TODAY WE ARE GOING TO TALK ABOUT A REVOLUTIONARY I PHONE CASE THAT IS CODESIGNED BY THE INFAMOUS EDWARD SNOWDEN.
REMEMBER Mr Snowden, who made headlines in 2013 after leaking a cache of documents that exposed the NSA (National Security Agency) spying on American citizens, famously asked lawyers advising him to “hide their cellphones in the refrigerator of the home where he was staying, to block any eavesdropping.”
YES THAT SNOWDEN AND AMERICAN HACKER ANDREW HUANG LIVING IN SINGAPORE Wh0 ALSO HAS A PHD IN electrical engineering from MIT. THEY BOTH BEEN SECRETLY WORKING ON A I PHONE 6 CASE.
WHATS SO SPECIAL ABOUT THIS CASE YOU ASK? It doesn’t block cell phone signals, but it does make sure the device stops transmitting data when you put it on “airplane mode.”
Most people think that “airplane mode” pulls a smartphone off the grid. It doesn’t. On the latest iPhones, for example, the device still transmits GPS signals when it’s in “airplane mode.”
Governments can take advantage of that by hacking phones. (That’s how the NSA can “turn on” your phone remotely.)
And governments do it regularly. It’s suspected that’s how the Syrian government tracked, targeted and killed American journalist Marie Colvin with a mortar barrage.
In a research paper, Snowden describes a sleeve that slips over the bottom of an iPhone, connects to the SIM card port, and watches for outbound signals. An alarm would chime if it detects an unwanted signal, plus it provides extra battery juice. They say that they are also considering to add a “kill switch” option that would forcibly disconnect power to the phone in the case that a radio is found to be errantly transmitting
“Front-line journalists are high-value targets, and their enemies will spare no expense to silence them,” Snowden wrote. “Unfortunately, journalists can be betrayed by their own tools. Their smartphones, an essential tool for communicating with sources and the outside world — as well as for taking photos and authoring articles — are also the perfect tracking device.”

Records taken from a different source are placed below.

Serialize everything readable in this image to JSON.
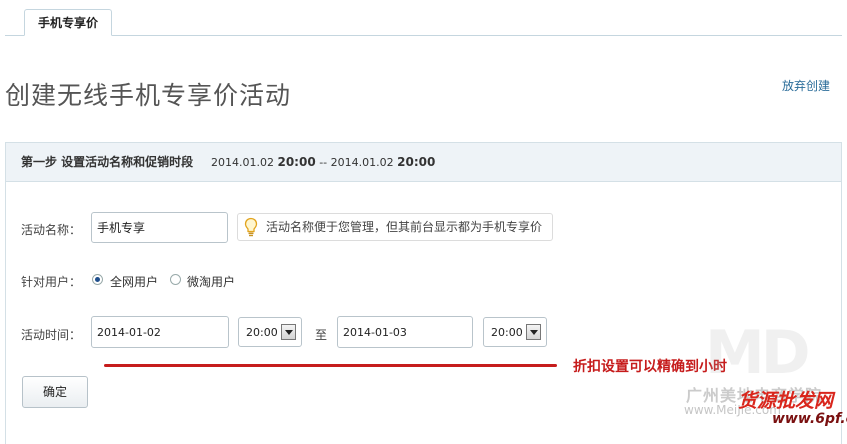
{
  "tab": {
    "label": "手机专享价"
  },
  "page_title": "创建无线手机专享价活动",
  "abandon_link": "放弃创建",
  "step": {
    "label": "第一步  设置活动名称和促销时段",
    "start_date": "2014.01.02",
    "start_time": "20:00",
    "separator": "--",
    "end_date": "2014.01.02",
    "end_time": "20:00"
  },
  "form": {
    "name_label": "活动名称：",
    "name_value": "手机专享",
    "name_hint": "活动名称便于您管理，但其前台显示都为手机专享价",
    "target_label": "针对用户：",
    "target_options": [
      "全网用户",
      "微淘用户"
    ],
    "target_selected": "全网用户",
    "time_label": "活动时间：",
    "start_date": "2014-01-02",
    "start_time": "20:00",
    "to_text": "至",
    "end_date": "2014-01-03",
    "end_time": "20:00"
  },
  "annotation": "折扣设置可以精确到小时",
  "confirm_button": "确定",
  "watermark": {
    "logo": "MD",
    "line1": "广州美地电商学院",
    "line2": "www.MeiJie.com",
    "line3": "货源批发网",
    "line4": "www.6pf.cn"
  },
  "colors": {
    "accent_link": "#2a6c99",
    "annotation_red": "#c61c1c",
    "panel_header": "#eef3f7"
  }
}
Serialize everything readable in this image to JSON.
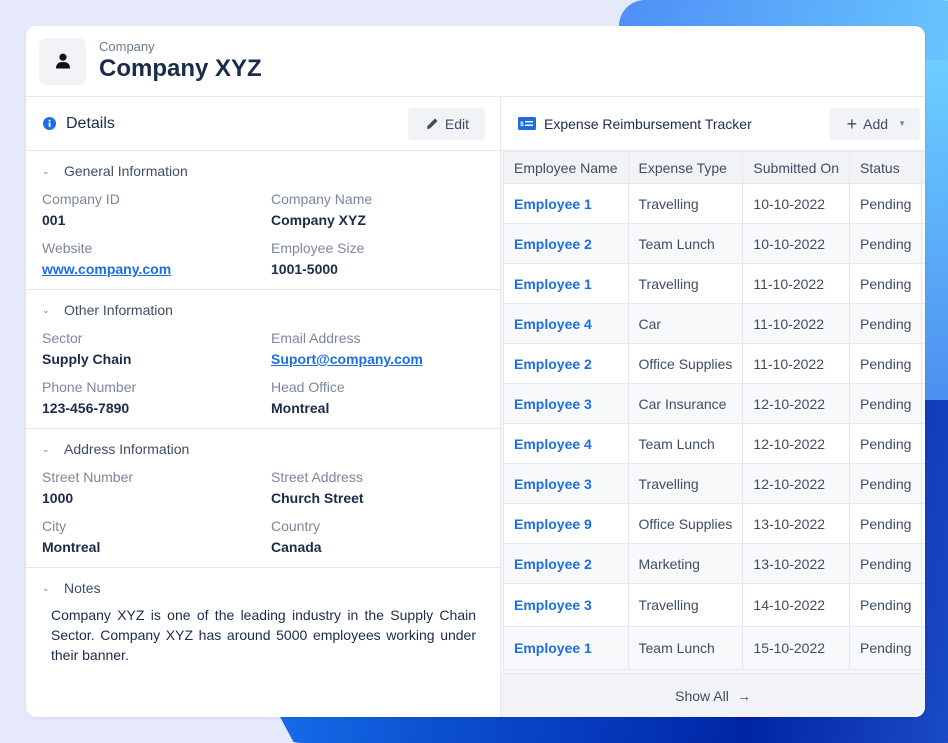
{
  "header": {
    "subtitle": "Company",
    "title": "Company XYZ",
    "icon": "user-icon"
  },
  "details": {
    "title": "Details",
    "edit_label": "Edit",
    "sections": [
      {
        "title": "General Information",
        "fields": [
          {
            "label": "Company ID",
            "value": "001"
          },
          {
            "label": "Company Name",
            "value": "Company XYZ"
          },
          {
            "label": "Website",
            "value": "www.company.com"
          },
          {
            "label": "Employee Size",
            "value": "1001-5000"
          }
        ]
      },
      {
        "title": "Other Information",
        "fields": [
          {
            "label": "Sector",
            "value": "Supply Chain"
          },
          {
            "label": "Email Address",
            "value": "Suport@company.com"
          },
          {
            "label": "Phone Number",
            "value": "123-456-7890"
          },
          {
            "label": "Head Office",
            "value": "Montreal"
          }
        ]
      },
      {
        "title": "Address Information",
        "fields": [
          {
            "label": "Street Number",
            "value": "1000"
          },
          {
            "label": "Street Address",
            "value": "Church Street"
          },
          {
            "label": "City",
            "value": "Montreal"
          },
          {
            "label": "Country",
            "value": "Canada"
          }
        ]
      }
    ],
    "notes": {
      "title": "Notes",
      "text": "Company XYZ is one of the leading industry in the Supply Chain Sector. Company XYZ has around 5000 employees working under their banner."
    }
  },
  "tracker": {
    "title": "Expense Reimbursement Tracker",
    "add_label": "Add",
    "columns": [
      "Employee Name",
      "Expense Type",
      "Submitted On",
      "Status"
    ],
    "rows": [
      [
        "Employee 1",
        "Travelling",
        "10-10-2022",
        "Pending"
      ],
      [
        "Employee 2",
        "Team Lunch",
        "10-10-2022",
        "Pending"
      ],
      [
        "Employee 1",
        "Travelling",
        "11-10-2022",
        "Pending"
      ],
      [
        "Employee 4",
        "Car",
        "11-10-2022",
        "Pending"
      ],
      [
        "Employee 2",
        "Office Supplies",
        "11-10-2022",
        "Pending"
      ],
      [
        "Employee 3",
        "Car Insurance",
        "12-10-2022",
        "Pending"
      ],
      [
        "Employee 4",
        "Team Lunch",
        "12-10-2022",
        "Pending"
      ],
      [
        "Employee 3",
        "Travelling",
        "12-10-2022",
        "Pending"
      ],
      [
        "Employee 9",
        "Office Supplies",
        "13-10-2022",
        "Pending"
      ],
      [
        "Employee 2",
        "Marketing",
        "13-10-2022",
        "Pending"
      ],
      [
        "Employee 3",
        "Travelling",
        "14-10-2022",
        "Pending"
      ],
      [
        "Employee 1",
        "Team Lunch",
        "15-10-2022",
        "Pending"
      ]
    ],
    "show_all_label": "Show All"
  },
  "colors": {
    "accent": "#1d6fe0",
    "title": "#1c2b4a",
    "muted": "#7c8799"
  }
}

In their paper, they describe how they explored the Hua Qiang electronics markets in the Chinese city of Shenzhen. Surrounded by iPhone repair stations, they found lots of spare parts and repair manuals — which included detailed blueprints of the iPhone 6.
The pair presented their findings at the Massachusetts Institute of Technology’s Media Lab on Thursday morning.
They expect to develop a prototype of this case in the next year. But don’t get your hopes up. This is a tiny, experimental effort.
“The project is run largely through volunteer efforts on a shoestring budget,” the duo wrote.
The device is currently just an academic project and still far from the mass market. The pair is hoping to develop a prototype within the next year and say they may then seek to create cases for other smart phones as well.